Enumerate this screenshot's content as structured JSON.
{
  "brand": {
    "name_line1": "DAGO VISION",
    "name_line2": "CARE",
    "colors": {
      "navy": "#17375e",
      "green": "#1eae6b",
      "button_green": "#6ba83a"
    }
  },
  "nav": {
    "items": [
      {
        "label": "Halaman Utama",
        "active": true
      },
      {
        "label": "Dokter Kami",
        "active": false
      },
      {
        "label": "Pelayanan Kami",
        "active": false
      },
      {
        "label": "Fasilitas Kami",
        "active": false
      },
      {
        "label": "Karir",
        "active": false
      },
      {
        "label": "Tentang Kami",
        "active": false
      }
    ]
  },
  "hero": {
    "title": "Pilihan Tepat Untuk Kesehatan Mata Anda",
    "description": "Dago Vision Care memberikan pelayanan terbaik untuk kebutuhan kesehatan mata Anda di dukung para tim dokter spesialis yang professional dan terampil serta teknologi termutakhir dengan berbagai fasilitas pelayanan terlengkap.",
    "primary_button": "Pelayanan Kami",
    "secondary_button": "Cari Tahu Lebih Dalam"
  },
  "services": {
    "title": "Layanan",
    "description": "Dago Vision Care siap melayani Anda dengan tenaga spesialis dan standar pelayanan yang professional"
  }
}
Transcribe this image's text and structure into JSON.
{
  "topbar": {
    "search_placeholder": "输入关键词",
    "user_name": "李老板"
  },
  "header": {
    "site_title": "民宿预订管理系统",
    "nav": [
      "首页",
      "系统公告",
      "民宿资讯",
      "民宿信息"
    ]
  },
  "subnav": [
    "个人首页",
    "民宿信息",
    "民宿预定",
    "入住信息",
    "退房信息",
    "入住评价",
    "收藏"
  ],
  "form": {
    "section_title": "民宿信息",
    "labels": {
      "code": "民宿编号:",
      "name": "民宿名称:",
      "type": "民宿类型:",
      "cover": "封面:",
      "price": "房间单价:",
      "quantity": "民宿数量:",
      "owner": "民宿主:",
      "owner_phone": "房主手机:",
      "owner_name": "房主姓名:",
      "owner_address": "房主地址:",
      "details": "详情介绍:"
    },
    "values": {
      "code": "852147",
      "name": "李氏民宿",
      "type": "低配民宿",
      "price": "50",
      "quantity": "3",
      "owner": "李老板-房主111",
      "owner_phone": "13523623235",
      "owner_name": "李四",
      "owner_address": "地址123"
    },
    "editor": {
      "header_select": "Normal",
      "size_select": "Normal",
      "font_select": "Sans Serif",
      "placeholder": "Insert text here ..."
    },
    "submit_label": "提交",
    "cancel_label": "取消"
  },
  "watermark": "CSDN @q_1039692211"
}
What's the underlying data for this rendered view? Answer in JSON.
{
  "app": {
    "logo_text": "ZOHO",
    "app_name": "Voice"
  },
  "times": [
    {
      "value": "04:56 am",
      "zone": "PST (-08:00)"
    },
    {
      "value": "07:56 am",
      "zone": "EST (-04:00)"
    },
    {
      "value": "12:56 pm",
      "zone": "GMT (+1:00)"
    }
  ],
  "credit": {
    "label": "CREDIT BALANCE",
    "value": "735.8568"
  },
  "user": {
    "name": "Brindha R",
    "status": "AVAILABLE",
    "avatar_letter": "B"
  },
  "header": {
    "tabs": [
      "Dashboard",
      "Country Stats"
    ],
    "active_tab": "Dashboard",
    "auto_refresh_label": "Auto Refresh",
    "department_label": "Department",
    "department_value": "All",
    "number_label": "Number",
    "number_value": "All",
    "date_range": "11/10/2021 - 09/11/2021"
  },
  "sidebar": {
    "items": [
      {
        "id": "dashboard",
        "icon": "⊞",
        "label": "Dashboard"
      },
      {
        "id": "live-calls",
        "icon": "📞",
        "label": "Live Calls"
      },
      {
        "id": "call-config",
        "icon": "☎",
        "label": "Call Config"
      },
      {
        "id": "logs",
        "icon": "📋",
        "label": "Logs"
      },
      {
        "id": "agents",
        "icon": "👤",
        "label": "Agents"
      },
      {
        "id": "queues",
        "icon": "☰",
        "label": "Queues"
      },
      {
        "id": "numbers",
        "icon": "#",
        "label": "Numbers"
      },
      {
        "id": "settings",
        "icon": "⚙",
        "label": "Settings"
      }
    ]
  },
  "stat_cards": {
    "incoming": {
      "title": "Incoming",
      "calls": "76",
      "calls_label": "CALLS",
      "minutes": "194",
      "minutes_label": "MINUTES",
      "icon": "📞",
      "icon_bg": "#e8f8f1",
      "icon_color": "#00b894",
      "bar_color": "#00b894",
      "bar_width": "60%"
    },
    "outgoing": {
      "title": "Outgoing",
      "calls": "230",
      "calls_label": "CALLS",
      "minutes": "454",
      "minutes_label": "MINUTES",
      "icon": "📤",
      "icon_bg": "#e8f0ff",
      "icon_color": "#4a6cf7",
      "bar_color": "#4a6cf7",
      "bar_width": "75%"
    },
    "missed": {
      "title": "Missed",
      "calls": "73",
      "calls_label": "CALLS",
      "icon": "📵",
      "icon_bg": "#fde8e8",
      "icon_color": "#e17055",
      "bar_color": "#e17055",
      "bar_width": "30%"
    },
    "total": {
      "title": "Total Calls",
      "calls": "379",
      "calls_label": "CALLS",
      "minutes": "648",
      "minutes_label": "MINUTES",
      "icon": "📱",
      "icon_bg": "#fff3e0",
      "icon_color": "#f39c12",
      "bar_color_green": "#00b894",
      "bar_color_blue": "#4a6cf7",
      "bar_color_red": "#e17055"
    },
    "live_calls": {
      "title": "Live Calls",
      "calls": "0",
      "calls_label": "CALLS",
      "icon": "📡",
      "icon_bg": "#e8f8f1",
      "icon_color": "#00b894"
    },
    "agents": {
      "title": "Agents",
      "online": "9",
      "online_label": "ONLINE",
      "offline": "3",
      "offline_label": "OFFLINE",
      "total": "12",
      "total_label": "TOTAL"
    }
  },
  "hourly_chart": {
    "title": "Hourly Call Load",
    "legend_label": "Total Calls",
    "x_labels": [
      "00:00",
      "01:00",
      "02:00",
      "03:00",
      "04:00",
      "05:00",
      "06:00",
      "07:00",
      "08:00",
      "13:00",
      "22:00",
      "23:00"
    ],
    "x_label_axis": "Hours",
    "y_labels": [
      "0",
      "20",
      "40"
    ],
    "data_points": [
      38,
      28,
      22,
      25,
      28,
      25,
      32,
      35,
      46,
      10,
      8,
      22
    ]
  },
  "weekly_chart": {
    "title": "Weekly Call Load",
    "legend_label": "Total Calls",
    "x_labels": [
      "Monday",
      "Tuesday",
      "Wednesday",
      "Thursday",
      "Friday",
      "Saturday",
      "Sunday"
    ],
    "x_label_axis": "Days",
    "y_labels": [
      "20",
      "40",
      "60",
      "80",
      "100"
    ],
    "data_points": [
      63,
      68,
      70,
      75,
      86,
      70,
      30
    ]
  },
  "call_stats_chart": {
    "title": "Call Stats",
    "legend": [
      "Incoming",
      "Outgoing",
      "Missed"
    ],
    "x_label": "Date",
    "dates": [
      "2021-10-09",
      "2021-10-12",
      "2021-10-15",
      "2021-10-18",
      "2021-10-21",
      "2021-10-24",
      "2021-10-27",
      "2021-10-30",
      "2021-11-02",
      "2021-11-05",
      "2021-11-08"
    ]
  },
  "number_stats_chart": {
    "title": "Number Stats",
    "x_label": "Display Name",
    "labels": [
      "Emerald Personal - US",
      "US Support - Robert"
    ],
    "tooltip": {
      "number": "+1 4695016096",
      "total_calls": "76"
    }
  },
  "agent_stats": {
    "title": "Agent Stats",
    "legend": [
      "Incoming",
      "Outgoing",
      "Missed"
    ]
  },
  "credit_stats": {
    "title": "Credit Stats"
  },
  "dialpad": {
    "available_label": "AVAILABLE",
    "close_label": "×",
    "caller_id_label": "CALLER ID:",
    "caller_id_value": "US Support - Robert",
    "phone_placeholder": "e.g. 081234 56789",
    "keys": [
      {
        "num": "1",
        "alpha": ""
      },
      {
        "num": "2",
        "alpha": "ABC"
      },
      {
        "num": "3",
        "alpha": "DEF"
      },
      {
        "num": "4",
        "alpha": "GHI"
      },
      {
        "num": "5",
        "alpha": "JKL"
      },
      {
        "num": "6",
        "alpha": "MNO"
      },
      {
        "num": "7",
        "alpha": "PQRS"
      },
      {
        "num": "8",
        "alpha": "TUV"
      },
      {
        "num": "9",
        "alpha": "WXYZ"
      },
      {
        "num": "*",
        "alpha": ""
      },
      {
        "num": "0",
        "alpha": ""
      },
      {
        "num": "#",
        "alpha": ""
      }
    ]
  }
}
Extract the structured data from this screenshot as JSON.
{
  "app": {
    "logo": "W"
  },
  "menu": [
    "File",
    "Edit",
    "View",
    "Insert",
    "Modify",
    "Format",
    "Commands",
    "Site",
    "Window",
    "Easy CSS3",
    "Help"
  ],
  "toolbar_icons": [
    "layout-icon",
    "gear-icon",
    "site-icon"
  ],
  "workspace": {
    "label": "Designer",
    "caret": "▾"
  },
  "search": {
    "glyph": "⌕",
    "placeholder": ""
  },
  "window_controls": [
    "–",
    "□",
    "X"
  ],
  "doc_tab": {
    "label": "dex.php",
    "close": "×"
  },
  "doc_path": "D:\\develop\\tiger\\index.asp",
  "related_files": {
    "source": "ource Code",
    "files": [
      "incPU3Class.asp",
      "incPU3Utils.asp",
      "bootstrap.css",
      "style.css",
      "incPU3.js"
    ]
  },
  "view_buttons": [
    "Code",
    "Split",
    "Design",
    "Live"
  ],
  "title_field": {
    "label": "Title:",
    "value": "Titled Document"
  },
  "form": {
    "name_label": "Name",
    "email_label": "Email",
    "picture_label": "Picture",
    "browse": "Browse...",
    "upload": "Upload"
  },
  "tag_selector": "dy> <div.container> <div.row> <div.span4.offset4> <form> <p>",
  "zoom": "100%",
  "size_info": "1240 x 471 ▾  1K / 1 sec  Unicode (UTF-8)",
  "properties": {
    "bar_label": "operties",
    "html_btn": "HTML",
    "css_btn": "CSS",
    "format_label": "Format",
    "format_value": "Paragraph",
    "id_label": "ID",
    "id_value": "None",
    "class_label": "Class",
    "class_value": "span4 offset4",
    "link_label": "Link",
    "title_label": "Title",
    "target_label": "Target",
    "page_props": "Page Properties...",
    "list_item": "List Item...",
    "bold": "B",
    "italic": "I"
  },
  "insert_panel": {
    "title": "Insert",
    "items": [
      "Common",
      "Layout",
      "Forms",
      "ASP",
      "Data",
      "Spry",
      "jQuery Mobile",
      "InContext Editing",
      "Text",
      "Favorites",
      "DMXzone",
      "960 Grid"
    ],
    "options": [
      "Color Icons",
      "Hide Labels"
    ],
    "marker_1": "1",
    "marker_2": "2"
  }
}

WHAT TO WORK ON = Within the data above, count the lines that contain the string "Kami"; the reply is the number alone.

SOLUTION FOR THIS EXERCISE = 5